▶ _Dataset records_:
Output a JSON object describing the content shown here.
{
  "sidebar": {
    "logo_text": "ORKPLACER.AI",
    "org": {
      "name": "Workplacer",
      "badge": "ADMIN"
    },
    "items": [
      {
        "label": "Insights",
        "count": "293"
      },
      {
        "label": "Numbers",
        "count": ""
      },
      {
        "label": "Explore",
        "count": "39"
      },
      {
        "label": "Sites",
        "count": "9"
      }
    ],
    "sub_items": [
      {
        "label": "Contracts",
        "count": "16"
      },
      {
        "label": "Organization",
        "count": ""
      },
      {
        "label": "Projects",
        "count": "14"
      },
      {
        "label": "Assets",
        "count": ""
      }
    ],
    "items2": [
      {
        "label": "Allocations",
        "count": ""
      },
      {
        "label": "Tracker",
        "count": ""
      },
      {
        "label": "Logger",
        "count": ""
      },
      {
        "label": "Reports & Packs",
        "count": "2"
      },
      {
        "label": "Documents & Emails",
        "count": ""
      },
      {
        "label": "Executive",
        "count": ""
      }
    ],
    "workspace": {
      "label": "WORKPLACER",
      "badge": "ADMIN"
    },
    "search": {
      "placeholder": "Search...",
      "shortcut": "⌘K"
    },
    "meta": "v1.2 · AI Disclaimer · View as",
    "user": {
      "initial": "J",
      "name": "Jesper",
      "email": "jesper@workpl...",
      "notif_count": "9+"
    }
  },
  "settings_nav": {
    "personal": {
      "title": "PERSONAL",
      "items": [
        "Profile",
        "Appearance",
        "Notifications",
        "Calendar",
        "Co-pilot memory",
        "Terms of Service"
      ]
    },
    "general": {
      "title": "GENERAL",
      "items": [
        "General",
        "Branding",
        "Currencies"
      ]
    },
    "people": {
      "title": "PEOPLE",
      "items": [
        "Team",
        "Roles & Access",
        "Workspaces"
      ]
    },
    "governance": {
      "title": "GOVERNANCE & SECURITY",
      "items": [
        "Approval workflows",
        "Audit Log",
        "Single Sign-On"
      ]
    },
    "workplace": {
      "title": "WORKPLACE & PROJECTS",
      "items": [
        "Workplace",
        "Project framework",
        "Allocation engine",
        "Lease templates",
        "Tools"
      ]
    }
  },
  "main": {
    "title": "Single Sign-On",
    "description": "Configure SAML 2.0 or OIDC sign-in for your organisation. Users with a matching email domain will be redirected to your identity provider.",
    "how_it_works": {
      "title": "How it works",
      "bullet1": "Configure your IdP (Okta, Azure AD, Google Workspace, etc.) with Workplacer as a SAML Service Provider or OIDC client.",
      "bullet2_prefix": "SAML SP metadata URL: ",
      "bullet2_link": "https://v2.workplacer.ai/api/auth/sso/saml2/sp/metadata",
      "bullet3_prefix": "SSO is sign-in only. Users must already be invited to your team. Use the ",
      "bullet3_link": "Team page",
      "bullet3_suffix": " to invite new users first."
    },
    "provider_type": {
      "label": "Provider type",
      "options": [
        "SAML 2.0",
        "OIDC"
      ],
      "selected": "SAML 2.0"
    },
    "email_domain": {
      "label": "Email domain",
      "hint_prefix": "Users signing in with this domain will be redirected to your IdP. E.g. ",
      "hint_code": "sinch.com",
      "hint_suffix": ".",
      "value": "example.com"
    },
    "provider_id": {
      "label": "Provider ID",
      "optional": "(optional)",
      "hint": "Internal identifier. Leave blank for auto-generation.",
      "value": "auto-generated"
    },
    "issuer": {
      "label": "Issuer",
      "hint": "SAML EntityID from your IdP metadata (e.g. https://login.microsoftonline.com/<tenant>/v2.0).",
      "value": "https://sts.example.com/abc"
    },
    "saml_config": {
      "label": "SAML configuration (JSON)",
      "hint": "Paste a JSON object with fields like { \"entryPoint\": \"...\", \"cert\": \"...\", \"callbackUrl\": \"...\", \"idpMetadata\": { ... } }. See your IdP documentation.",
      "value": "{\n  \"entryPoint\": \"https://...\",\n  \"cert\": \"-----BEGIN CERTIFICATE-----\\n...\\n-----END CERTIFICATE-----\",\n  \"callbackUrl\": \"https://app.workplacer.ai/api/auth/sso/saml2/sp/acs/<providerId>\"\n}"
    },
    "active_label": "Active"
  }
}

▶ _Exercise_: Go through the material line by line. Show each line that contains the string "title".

▶ _Answer box_:
      "title": "PERSONAL",
      "title": "GENERAL",
      "title": "PEOPLE",
      "title": "GOVERNANCE & SECURITY",
      "title": "WORKPLACE & PROJECTS",
    "title": "Single Sign-On",
      "title": "How it works",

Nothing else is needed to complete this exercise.